"Our work in the world is also based on a timeless truth: to whom much is given, much is required. We hear the call to take on the challenges of hunger and poverty and disease -- and that is precisely what we are doing."
In 2005, the U.S. launched a five-year, one-point-two billion-dollar program aimed at cutting the malaria mortality rate by fifty percent in fifteen African countries. With support from the national governments, other donors, and the private sector, the program has already provided assistance to over six million Africans in Angola, Tanzania, and Uganda.
In Zanzibar, malaria is the leading cause of death. In 2006, more than two-hundred thirty-thousand insecticide-treated bed nets were distributed and, as a result, Zanzibar has seen a precipitous decrease in its reported malaria cases. On Pemba Island, one of the two islands that constitutes Zanzibar, the number of confirmed malaria cases reported between January and September 2006 dropped eighty-seven percent from the same period in 2005.
In 2007, thirty-million more people in Africa are expected to receive lifesaving malaria prevention or treatment interventions as the program expands.
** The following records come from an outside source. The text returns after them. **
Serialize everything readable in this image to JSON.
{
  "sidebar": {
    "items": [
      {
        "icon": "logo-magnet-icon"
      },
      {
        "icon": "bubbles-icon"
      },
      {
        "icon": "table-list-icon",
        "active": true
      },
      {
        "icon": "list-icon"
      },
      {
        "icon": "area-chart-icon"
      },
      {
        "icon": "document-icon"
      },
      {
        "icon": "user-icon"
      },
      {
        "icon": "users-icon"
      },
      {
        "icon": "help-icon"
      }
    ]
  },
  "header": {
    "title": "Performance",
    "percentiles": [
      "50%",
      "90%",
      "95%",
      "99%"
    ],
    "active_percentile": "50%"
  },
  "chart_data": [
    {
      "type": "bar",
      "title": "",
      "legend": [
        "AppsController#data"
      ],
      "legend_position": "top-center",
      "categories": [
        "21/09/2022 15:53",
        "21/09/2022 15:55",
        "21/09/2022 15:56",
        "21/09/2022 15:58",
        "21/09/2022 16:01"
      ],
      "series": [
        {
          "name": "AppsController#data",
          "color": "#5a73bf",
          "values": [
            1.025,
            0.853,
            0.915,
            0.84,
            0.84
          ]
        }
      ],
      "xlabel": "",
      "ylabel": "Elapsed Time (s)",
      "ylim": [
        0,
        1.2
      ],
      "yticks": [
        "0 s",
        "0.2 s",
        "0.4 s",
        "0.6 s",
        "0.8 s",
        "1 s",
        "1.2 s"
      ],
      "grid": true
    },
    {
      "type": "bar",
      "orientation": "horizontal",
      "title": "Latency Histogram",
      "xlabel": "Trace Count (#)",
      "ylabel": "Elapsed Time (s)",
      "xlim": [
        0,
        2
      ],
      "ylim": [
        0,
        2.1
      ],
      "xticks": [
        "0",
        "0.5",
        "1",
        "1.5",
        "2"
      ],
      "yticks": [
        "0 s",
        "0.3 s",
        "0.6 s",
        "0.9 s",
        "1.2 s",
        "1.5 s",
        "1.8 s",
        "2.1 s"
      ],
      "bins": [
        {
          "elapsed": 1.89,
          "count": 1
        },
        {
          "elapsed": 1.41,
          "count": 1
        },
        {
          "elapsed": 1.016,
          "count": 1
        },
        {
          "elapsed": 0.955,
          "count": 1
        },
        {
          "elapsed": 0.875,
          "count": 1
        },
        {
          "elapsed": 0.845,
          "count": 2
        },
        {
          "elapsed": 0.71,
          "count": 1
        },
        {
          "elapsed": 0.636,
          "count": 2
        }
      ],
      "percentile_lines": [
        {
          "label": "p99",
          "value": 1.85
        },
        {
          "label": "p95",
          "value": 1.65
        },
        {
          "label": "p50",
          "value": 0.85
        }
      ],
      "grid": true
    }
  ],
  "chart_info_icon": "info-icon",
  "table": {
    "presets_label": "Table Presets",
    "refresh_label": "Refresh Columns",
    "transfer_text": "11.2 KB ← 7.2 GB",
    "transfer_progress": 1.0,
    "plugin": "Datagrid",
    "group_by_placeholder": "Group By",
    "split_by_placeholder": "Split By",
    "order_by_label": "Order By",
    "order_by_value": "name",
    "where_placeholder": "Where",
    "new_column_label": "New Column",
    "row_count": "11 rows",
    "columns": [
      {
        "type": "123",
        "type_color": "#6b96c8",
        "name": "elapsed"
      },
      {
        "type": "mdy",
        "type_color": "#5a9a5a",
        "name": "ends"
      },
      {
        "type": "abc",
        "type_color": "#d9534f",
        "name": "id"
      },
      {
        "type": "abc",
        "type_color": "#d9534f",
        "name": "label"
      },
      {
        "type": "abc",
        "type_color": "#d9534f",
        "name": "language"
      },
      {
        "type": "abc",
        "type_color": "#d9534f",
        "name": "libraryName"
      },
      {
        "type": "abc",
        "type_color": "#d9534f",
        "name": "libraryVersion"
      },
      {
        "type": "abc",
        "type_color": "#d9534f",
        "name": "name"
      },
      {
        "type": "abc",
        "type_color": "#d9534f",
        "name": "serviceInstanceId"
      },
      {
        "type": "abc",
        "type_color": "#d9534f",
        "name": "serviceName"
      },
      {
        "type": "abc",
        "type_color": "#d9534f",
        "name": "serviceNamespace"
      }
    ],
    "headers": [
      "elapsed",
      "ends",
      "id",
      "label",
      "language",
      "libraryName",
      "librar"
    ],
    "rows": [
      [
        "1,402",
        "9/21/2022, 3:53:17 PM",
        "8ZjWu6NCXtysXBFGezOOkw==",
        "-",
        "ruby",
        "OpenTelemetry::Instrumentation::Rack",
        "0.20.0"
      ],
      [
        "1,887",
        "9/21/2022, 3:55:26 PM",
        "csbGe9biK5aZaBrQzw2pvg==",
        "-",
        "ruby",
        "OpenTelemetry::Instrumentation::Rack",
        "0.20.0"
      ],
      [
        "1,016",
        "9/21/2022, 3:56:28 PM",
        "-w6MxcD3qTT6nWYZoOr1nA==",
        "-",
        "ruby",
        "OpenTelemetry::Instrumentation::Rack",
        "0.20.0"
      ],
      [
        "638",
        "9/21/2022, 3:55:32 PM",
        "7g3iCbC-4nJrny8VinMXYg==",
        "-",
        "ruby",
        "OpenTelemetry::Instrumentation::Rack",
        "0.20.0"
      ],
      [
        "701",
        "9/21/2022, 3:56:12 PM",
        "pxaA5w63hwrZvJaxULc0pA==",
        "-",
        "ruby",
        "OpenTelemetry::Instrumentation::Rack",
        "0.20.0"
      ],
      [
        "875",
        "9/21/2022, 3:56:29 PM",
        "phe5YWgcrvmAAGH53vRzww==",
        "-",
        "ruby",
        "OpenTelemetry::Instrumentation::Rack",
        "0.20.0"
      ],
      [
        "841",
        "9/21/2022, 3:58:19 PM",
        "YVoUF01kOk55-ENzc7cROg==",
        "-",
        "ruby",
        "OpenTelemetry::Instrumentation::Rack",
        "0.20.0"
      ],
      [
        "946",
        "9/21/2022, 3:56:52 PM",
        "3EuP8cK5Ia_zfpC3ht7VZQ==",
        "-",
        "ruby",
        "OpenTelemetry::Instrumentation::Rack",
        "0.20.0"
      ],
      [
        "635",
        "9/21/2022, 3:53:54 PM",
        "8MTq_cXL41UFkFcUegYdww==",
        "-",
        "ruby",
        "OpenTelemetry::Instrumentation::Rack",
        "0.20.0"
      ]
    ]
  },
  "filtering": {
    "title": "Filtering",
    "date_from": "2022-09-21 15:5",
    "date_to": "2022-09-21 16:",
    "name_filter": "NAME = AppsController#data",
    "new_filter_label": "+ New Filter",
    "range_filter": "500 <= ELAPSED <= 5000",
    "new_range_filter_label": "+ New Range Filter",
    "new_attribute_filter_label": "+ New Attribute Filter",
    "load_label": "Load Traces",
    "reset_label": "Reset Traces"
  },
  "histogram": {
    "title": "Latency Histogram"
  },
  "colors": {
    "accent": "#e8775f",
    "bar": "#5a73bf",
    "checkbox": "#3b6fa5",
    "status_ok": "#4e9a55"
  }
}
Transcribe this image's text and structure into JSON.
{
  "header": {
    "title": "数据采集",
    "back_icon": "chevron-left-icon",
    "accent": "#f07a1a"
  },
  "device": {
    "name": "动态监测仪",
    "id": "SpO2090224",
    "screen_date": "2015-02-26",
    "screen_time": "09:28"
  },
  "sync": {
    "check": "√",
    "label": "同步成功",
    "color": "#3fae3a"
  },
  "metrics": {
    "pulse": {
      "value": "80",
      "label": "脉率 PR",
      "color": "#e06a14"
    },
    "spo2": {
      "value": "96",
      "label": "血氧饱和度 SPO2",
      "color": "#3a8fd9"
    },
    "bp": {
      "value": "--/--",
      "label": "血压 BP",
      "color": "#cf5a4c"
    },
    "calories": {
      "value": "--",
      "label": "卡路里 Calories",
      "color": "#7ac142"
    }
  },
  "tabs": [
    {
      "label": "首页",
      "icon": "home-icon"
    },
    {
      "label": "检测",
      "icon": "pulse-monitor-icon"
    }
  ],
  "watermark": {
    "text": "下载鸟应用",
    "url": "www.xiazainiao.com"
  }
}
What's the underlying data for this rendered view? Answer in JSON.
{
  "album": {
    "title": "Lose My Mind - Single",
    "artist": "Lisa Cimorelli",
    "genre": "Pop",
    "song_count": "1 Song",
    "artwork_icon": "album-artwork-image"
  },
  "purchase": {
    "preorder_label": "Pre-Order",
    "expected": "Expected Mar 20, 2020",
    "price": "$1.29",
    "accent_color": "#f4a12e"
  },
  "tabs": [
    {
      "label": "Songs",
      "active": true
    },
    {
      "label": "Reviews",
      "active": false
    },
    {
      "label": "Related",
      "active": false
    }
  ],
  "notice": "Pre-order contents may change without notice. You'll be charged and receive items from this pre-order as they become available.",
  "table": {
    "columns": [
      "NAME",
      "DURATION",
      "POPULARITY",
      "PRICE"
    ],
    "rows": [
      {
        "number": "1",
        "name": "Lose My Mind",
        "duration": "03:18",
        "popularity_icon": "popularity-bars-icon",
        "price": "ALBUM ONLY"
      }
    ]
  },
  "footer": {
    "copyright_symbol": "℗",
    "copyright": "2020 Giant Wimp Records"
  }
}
The new countries that will benefit this year include Malawi, Mozambique, Rwanda, and Senegal.
Defeating malaria is both an urgent calling and an achievable goal. Allowing malaria to continue to devastate Africa, said President Bush, "is just simply unacceptable. So we are acting, and we're leading. And with partners across the world, we are helping the people of Africa turn the tide against malaria."
The preceding was an editorial reflecting the views of the United States Government.